I don't think so. If your model is of the form $y=f(X,\beta)+\varepsilon$, I don't see why nonlinear $f$ would imply anything about $\varepsilon$.

Your actual distribution about $E(Y)$ is almost certainly more complex than a Gaussian/ (When are data exactly Gaussian? I'd have thought almost never.)

And, if my residuals aren't Gaussian and I don't have a good assumption for a probability density, how would I choose one?

If you don't have a good basis for one, choosing a model by looking at the same data you use to fit the model would bias your AICs anyway. [You might be able to get around that by sample-splitting, or cross-validation for example.]

I can also check this by observing them, no?

Your residuals are proxies for your errors, yes, so for example, skewed residuals might indicate non-normality.

If I check these before each analysis for each model, what would I do if they aren't normal?

• You might consider a class of models such as generalized nonlinear models (like GLMs but nonlinear in the parameters) and still use AIC.

• You might stick with least-squares even though it's not ML, and treat AIC simply as a (monotonic transformation of) a penalized-MSE.

• Depending on what you need your models to achieve, you might consider modifying the current model to one with a slightly heavier tail, such as a contaminated-normal model, perhaps still with ML.

• You might consider using some different criterion to do both model selection and model fitting.

But in any case your actual errors won't be exactly normal; the question is the degree to which that will impact your inference. (The AIC, for example, may perform reasonably well at trading off fit for model complexity whether or not the fitted model is exactly right.)

though this is just for one set of data, I do not necessarily know that the errors will always be normal for each model against any possible data set.

Note that the marginal distribution of residuals will only approximate the error distribution if the other (more important) assumptions hold up; you should check that the model for the mean and the variance is reasonable first before trying to worry much about normality.

• What other forms of a model are there than y=f(X,β)+ε ? Or does this form merely imply how error is assessed (difference between f and y)? I don't follow "you should check that the model for the mean and the variance is reasonable first" -- does this mean that the mean and variance of the model-generated data need to match the measured data (with some tolerance)? If they don't, does this suggest some fundamental error in the form of the model?
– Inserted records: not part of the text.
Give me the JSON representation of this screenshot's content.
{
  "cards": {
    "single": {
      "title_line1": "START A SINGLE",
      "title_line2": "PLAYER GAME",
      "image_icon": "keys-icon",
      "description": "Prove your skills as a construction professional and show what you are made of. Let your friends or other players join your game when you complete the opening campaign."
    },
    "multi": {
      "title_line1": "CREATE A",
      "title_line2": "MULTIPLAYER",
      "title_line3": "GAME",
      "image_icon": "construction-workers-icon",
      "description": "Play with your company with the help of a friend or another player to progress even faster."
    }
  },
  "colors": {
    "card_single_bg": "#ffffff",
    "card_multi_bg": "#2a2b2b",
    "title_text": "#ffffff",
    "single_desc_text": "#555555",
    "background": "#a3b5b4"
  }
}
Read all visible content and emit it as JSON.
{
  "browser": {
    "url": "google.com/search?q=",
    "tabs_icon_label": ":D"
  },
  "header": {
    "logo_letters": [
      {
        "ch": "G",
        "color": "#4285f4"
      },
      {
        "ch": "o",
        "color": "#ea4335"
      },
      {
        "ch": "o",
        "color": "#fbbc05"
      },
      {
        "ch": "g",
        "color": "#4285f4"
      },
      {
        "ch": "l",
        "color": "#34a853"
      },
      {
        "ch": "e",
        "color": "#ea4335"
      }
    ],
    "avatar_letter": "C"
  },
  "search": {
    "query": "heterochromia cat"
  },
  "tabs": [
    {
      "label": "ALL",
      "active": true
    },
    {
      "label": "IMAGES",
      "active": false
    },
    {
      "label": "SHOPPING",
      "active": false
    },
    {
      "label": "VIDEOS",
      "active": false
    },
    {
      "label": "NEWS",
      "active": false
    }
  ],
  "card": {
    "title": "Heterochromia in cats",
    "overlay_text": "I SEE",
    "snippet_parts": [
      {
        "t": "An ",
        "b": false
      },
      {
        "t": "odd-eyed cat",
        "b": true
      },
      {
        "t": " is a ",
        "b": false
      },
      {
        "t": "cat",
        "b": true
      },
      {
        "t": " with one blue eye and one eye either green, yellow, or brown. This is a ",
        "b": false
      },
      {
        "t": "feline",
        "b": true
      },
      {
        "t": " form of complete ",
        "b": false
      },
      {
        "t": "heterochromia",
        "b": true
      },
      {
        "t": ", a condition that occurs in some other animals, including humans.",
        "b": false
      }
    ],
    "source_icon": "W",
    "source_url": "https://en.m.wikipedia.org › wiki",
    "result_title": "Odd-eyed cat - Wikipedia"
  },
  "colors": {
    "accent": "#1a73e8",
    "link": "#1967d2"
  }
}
Does it make sense to look at AIC weights for each fold of a K-fold CV? Finally, are the errors of the held-out-from-training data more interesting? – pixels Oct 29 '14 at 9:16